South Bend mayoral candidate Pete Buttigieg has huge lead in campaign funds
But other hopefuls say they aren't concerned
By Jeff Parrott, The South Bend Tribune
April 20, 2011
SOUTH BEND--As South Bend's mayoral candidates vie for voters' attention in the final two weeks of the race, one will have significantly more resources at his disposal.
Among the Democrats, Pete Buttigieg's campaign has nearly twice the cash of Ryan Dvorak's, and more than six times that of Mike Hamann, according to recently filed campaign finance reports.
Republican Wayne Curry had a negative cash balance, having raised $520 and spent $1,346 — he says he spent about $800 of his own money, according to his report. Republicans Will Taylor and Bill Davis had filed no reports.
Buttigieg had raised more than $229,000 and spent $102,000, leaving about $127,000 cash on hand.
Dvorak raised $100,000 and spent more than $30,400, leaving about $69,200 on hand.
Hamann raised $56,000 and spent $36,000, leaving about $19,300 to spend.
Barrett Berry raised about $7,000 and spent about $5,000, leaving him with $2,000.
Buttigieg said his cash advantage is a plus, but won't win him the election.
"It does position us to get our message out more broadly, not just on television but also in mail," he said. "(Mail) is important to me because I want to share a lot of details on my written plans for how we'll achieve our goals for the city ... but at the end of the day it's going to depend on which candidate works the hardest and that's how I plan to win."
Buttigieg said he will be spending the bulk of his time reaching out directly to voters, at senior centers, diners, front porches and workplaces.
Dvorak said he is not concerned about the money gap.
"I think we're getting our message our just as much or even better than he is," Dvorak said of Buttigieg. "This is a small electorate. There's going to be between 8,000 and 12,000 people (who vote), and we've been focusing our message for months now."
Dvorak said his campaign is spending its contributions more efficiently, rather than hiring consultants.
He added that his opponent for his last state House race, Republican Dick Pfeil, outspent him $250,000 to about $80,000, or by more than a 3-to-1 ratio.
"I beat him by 10 points, in the biggest Republican landslide year in decades, in a mostly Republican district," Dvorak said.

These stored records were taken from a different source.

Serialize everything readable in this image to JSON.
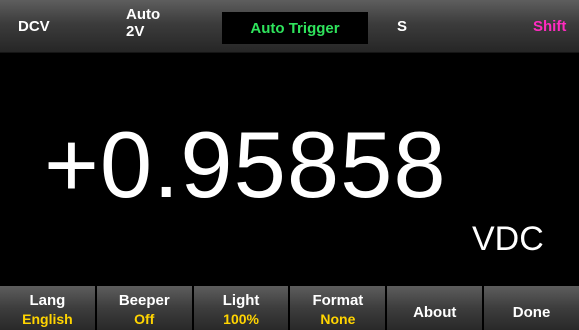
{
  "status_bar": {
    "mode": "DCV",
    "range_mode": "Auto",
    "range_value": "2V",
    "trigger": "Auto Trigger",
    "speed": "S",
    "shift": "Shift"
  },
  "display": {
    "reading": "+0.95858",
    "unit": "VDC"
  },
  "softkeys": [
    {
      "label": "Lang",
      "value": "English"
    },
    {
      "label": "Beeper",
      "value": "Off"
    },
    {
      "label": "Light",
      "value": "100%"
    },
    {
      "label": "Format",
      "value": "None"
    },
    {
      "label": "About"
    },
    {
      "label": "Done"
    }
  ],
  "colors": {
    "trigger_text": "#2fe35c",
    "shift_text": "#ff2ac0",
    "softkey_value": "#ffd400",
    "background": "#000000"
  }
}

Hamann said he was shocked to see Buttigieg's contribution totals.
"A quarter million dollars for a mayor's race. It's like trying to buy an election. That's an obscene amount of money. South Bend cannot be bought. It's not for sale."
Hamann said his campaign budgeted $65,000 for the race "to do what we needed to do," and they expect to reach that figure by Friday.
Although he has much less cash, Hamann, who once ran a marketing company, said his campaign will continue to air TV ads. It simply is being more selective with when the ads run.
"We've done a very targeted TV buy," he said. "It's aimed at the people who vote, older people. We're on (around) the news and shows like 'Jeopardy' and 'Wheel of Fortune.' We're not going to be on the Food Network."
Berry said he was "not at all" worried about his relatively small cash balance.
"We never thought we'd raise more money than anyone else," Berry said. "We're running a grass-roots campaign."
He said he will buy TV ads, but to a much smaller degree than his competitors.
"We don't have to be on television to win this race," he said. "We've been on the radio the past five weeks, knocked on thousands of doors, made thousands of phone calls, and we have run the most precise campaign that we know to run. We've knocked on doors in every precinct in this city. It's not the money that votes, it's the people who vote."